- **WHAT TO WORK ON**: Return the entries exactly. Images are not part of the copy.

Start of PROVIDED DATA

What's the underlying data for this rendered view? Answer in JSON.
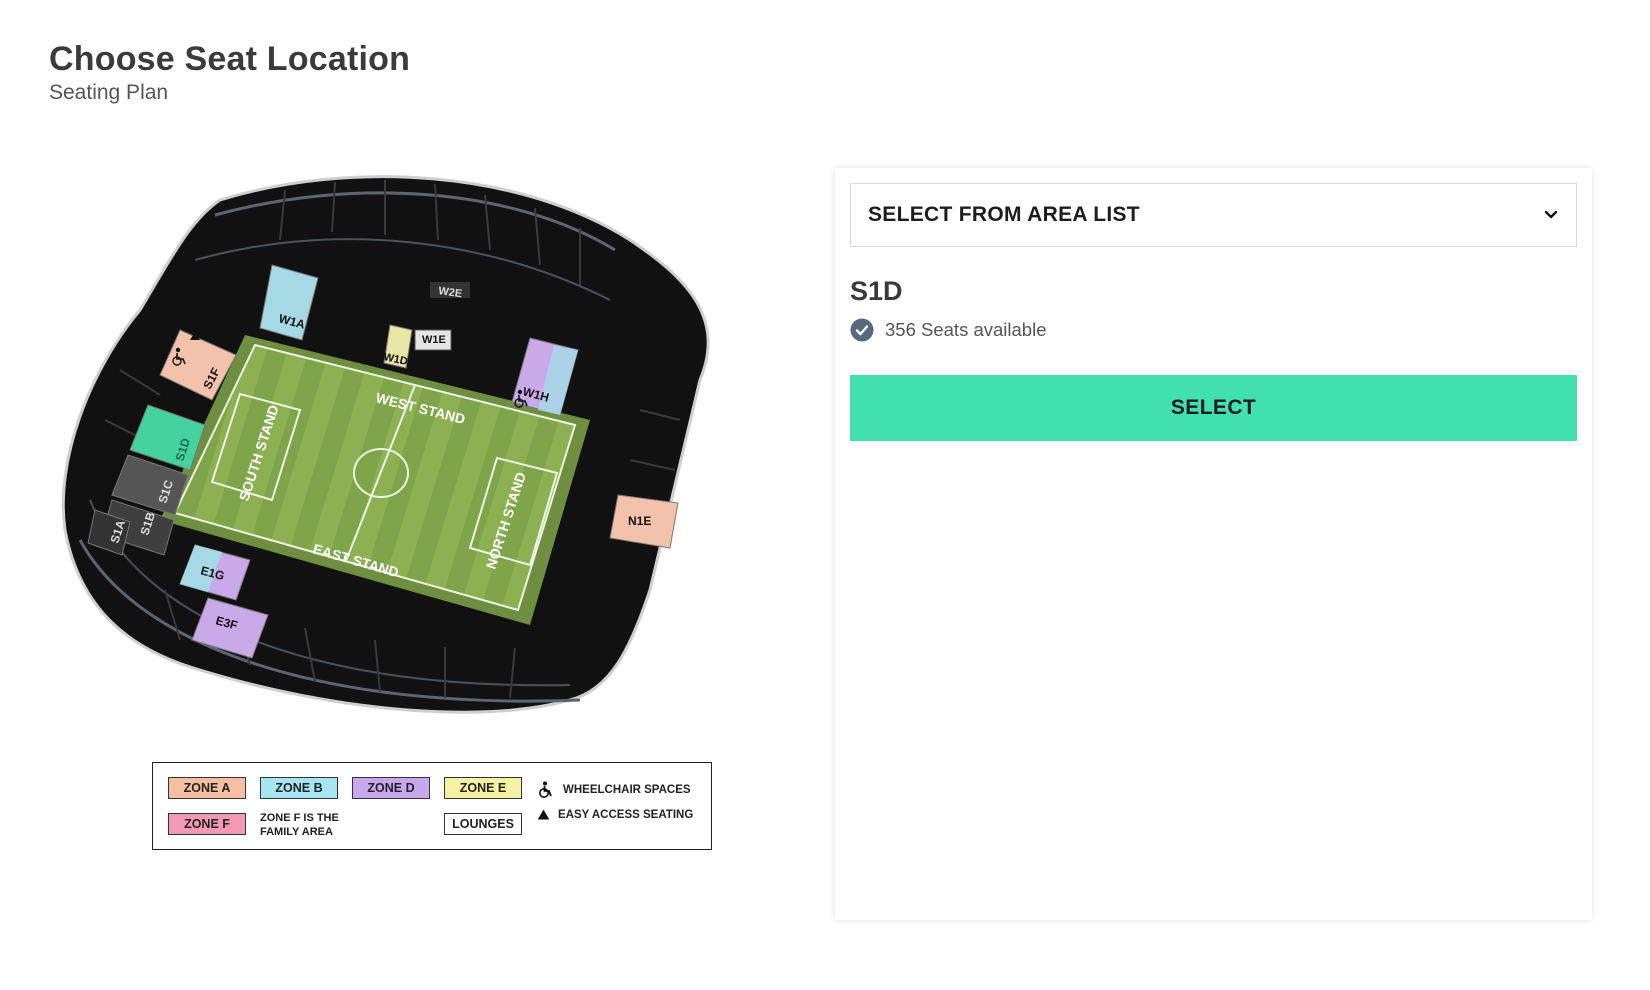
{
  "header": {
    "title": "Choose Seat Location",
    "subtitle": "Seating Plan"
  },
  "map": {
    "stands": [
      "WEST STAND",
      "SOUTH STAND",
      "EAST STAND",
      "NORTH STAND"
    ],
    "sections": [
      "W2E",
      "W1A",
      "W1E",
      "W1D",
      "W1H",
      "S1F",
      "S1D",
      "S1C",
      "S1B",
      "S1A",
      "N1E",
      "E1G",
      "E3F"
    ],
    "selected_section": "S1D"
  },
  "legend": {
    "zone_a": "ZONE A",
    "zone_b": "ZONE B",
    "zone_d": "ZONE D",
    "zone_e": "ZONE E",
    "zone_f": "ZONE F",
    "family_line1": "ZONE F IS THE",
    "family_line2": "FAMILY AREA",
    "lounges": "LOUNGES",
    "wheelchair": "WHEELCHAIR SPACES",
    "easy_access": "EASY ACCESS SEATING",
    "colors": {
      "zone_a": "#f6bfa1",
      "zone_b": "#a6e6f2",
      "zone_d": "#c7a8ef",
      "zone_e": "#f5f2a3",
      "zone_f": "#f49ab7",
      "lounges": "#ffffff"
    }
  },
  "panel": {
    "area_list_label": "SELECT FROM AREA LIST",
    "section_code": "S1D",
    "availability": "356 Seats available",
    "select_label": "SELECT",
    "accent": "#42e0ad"
  }
}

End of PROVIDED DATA

- **COMPLETED TASK**:
What's the underlying data for this rendered view? Answer in JSON.
{
  "header": {
    "title": "Choose Seat Location",
    "subtitle": "Seating Plan"
  },
  "map": {
    "stands": [
      "WEST STAND",
      "SOUTH STAND",
      "EAST STAND",
      "NORTH STAND"
    ],
    "sections": [
      "W2E",
      "W1A",
      "W1E",
      "W1D",
      "W1H",
      "S1F",
      "S1D",
      "S1C",
      "S1B",
      "S1A",
      "N1E",
      "E1G",
      "E3F"
    ],
    "selected_section": "S1D"
  },
  "legend": {
    "zone_a": "ZONE A",
    "zone_b": "ZONE B",
    "zone_d": "ZONE D",
    "zone_e": "ZONE E",
    "zone_f": "ZONE F",
    "family_line1": "ZONE F IS THE",
    "family_line2": "FAMILY AREA",
    "lounges": "LOUNGES",
    "wheelchair": "WHEELCHAIR SPACES",
    "easy_access": "EASY ACCESS SEATING",
    "colors": {
      "zone_a": "#f6bfa1",
      "zone_b": "#a6e6f2",
      "zone_d": "#c7a8ef",
      "zone_e": "#f5f2a3",
      "zone_f": "#f49ab7",
      "lounges": "#ffffff"
    }
  },
  "panel": {
    "area_list_label": "SELECT FROM AREA LIST",
    "section_code": "S1D",
    "availability": "356 Seats available",
    "select_label": "SELECT",
    "accent": "#42e0ad"
  }
}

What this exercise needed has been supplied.